2. Requirements for API Definitions

Many of the requirements listed here are recommendations (SHOULDs) rather than absolute requirements (MUSTs). In many cases this is because making a requirement absolute is appropriate for only a subset of the APIs, but not every API. As appropriate, individual APIs may place stronger normative requirements on user agents than the requirements in this document place on APIs.

2.1 Notice

Making sure that users understand the implications of using an application that relies on a Device API is fundamental to ensuring the protection of their data. The following requirements can help to make sure that users are properly notified:

Should the APIs have a hook for applications to convey the intended usage of the data? If they do, should it be a required parameter? And how can this information be conveyed without misleading the user about the trustworthiness of that information?

2.3 Minimization

To reduce the risks of over-exposing users data, it is important to design APIs so that Web developers can request as little information as they need to accomplish their goals.

An example use case is a social networking case where the contacts API is used to contacts who are also members of a social network. Email addresses serve as the social network handles. In this case limiting results to the addresses and not other personal information is an example of minimization.

This gives rise to the following requirements:

2.4 Control

Given the sensitivity of the data made available through Device APIs, it is important for users to be able to control which applications have access to that data. The following requirements ensure that (1) users have control over their data even after they have shared it with an application, and (2) users have robust controls over which applications can obtain their data to begin with:

2.5 Access

Notice and control cannot be fully implemented unless users can review how they have shared data in the past. The following requirements suggest how APIs can support users’ access to this information:

3. Requirements related to User Expectations of Data Use

Users may have expectations of how their data is used, in particular related to data retention, use for other purposes, and sharing. How applications specify how they plan to meet these expectations (application policy), how users express their desires (user policy) and constraints on data use may all be related to managing these expectations. A license approach similar to Creative Commons may offer a simple manner to address these requirements.

This section does not currently contain any requirements. Because retention, secondary use, and sharing are largely out of the control of the APIs, it's not entirely clear that it makes sense to have any API requirements about these aspects. On the other hand, one can envision a requirement that supports the ruleset model, such as:

Likewise, if we wanted the APIs to support applications' ability to convey their intended policies about these aspects, we could have a requirement like:

3.1 Retention

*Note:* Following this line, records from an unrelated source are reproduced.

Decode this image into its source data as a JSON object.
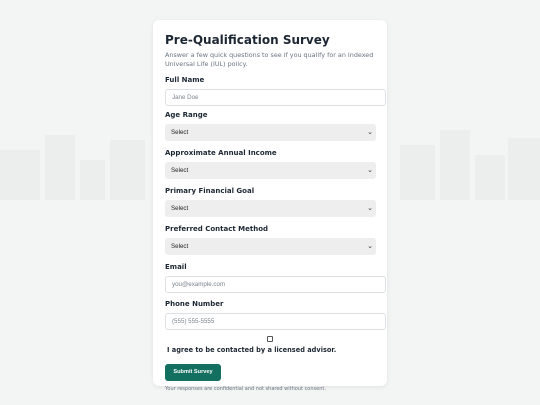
{
  "survey": {
    "title": "Pre-Qualification Survey",
    "subtitle": "Answer a few quick questions to see if you qualify for an Indexed Universal Life (IUL) policy.",
    "fields": {
      "full_name": {
        "label": "Full Name",
        "placeholder": "Jane Doe"
      },
      "age_range": {
        "label": "Age Range",
        "selected": "Select"
      },
      "income": {
        "label": "Approximate Annual Income",
        "selected": "Select"
      },
      "goal": {
        "label": "Primary Financial Goal",
        "selected": "Select"
      },
      "contact_method": {
        "label": "Preferred Contact Method",
        "selected": "Select"
      },
      "email": {
        "label": "Email",
        "placeholder": "you@example.com"
      },
      "phone": {
        "label": "Phone Number",
        "placeholder": "(555) 555-5555"
      }
    },
    "consent": {
      "label": "I agree to be contacted by a licensed advisor.",
      "checked": false
    },
    "submit_label": "Submit Survey",
    "privacy_note": "Your responses are confidential and not shared without consent."
  },
  "icons": {
    "select_arrow": "chevron-down-icon"
  },
  "colors": {
    "accent": "#136f5f",
    "background": "#f3f5f4",
    "card": "#ffffff"
  }
}
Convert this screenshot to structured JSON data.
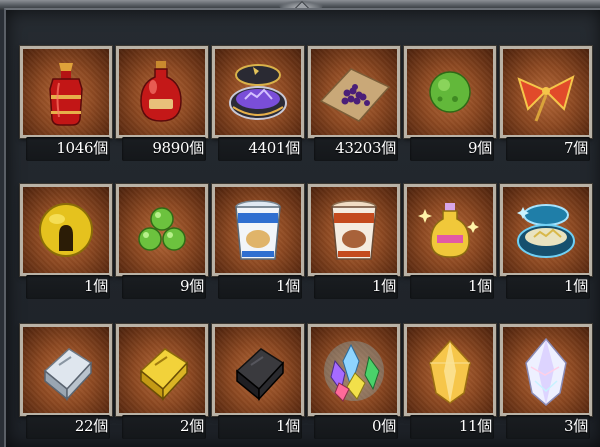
{
  "inventory": {
    "rows": [
      [
        {
          "name": "red-elixir-bottle",
          "count": "1046個"
        },
        {
          "name": "red-potion-flask",
          "count": "9890個"
        },
        {
          "name": "purple-crystal-tin",
          "count": "4401個"
        },
        {
          "name": "purple-berries-on-cloth",
          "count": "43203個"
        },
        {
          "name": "green-moss-ball",
          "count": "9個"
        },
        {
          "name": "red-gold-pinwheel",
          "count": "7個"
        }
      ],
      [
        {
          "name": "yellow-cheese-wheel",
          "count": "1個"
        },
        {
          "name": "green-dango-balls",
          "count": "9個"
        },
        {
          "name": "blue-cup-noodle",
          "count": "1個"
        },
        {
          "name": "red-cup-noodle",
          "count": "1個"
        },
        {
          "name": "sparkle-potion-bottle",
          "count": "1個"
        },
        {
          "name": "blue-crystal-tin",
          "count": "1個"
        }
      ],
      [
        {
          "name": "silver-ingot",
          "count": "22個"
        },
        {
          "name": "gold-ingot",
          "count": "2個"
        },
        {
          "name": "black-ingot",
          "count": "1個"
        },
        {
          "name": "rainbow-crystal-cluster",
          "count": "0個"
        },
        {
          "name": "amber-crystal",
          "count": "11個"
        },
        {
          "name": "clear-prism-crystal",
          "count": "3個"
        }
      ]
    ]
  },
  "colors": {
    "card_bg": "#8f4a22",
    "card_border": "#b9b2a6",
    "count_bg": "#1a1d21",
    "count_text": "#ffffff"
  }
}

Retention is about to user expectations about how long data they provide will be retained, and whether applications must dispose of collected data after fulfilling the purpose for which it was collected.

3.2 Secondary Use

Secondary Use is about to user expectations regarding whether applications can use data for purposes other than that for which the data was collected.

3.3 Sharing

Sharing is about user expectations on how data will be shared. Once data have been made available to a requester, the requester is in a position to store and redistribute these data, with or without the user consent. Granularity of data shared is an important aspect of sharing.

A. Acknowledgements

B. References

B.1 Normative references

No normative references.

B.2 Informative references

Ian Hickson; David Hyatt. HTML 5. 4 March 2010. W3C Working Draft. (Work in progress.) URL: http://www.w3.org/TR/2010/WD-html5-20100304/
Doty, N. Mulligan, D. Wilde, E. Privacy Issues of the W3C Geolocation API. UC Berkeley School of Information. 24 February 2010. URI: http://escholarship.org/uc/item/0rp834wf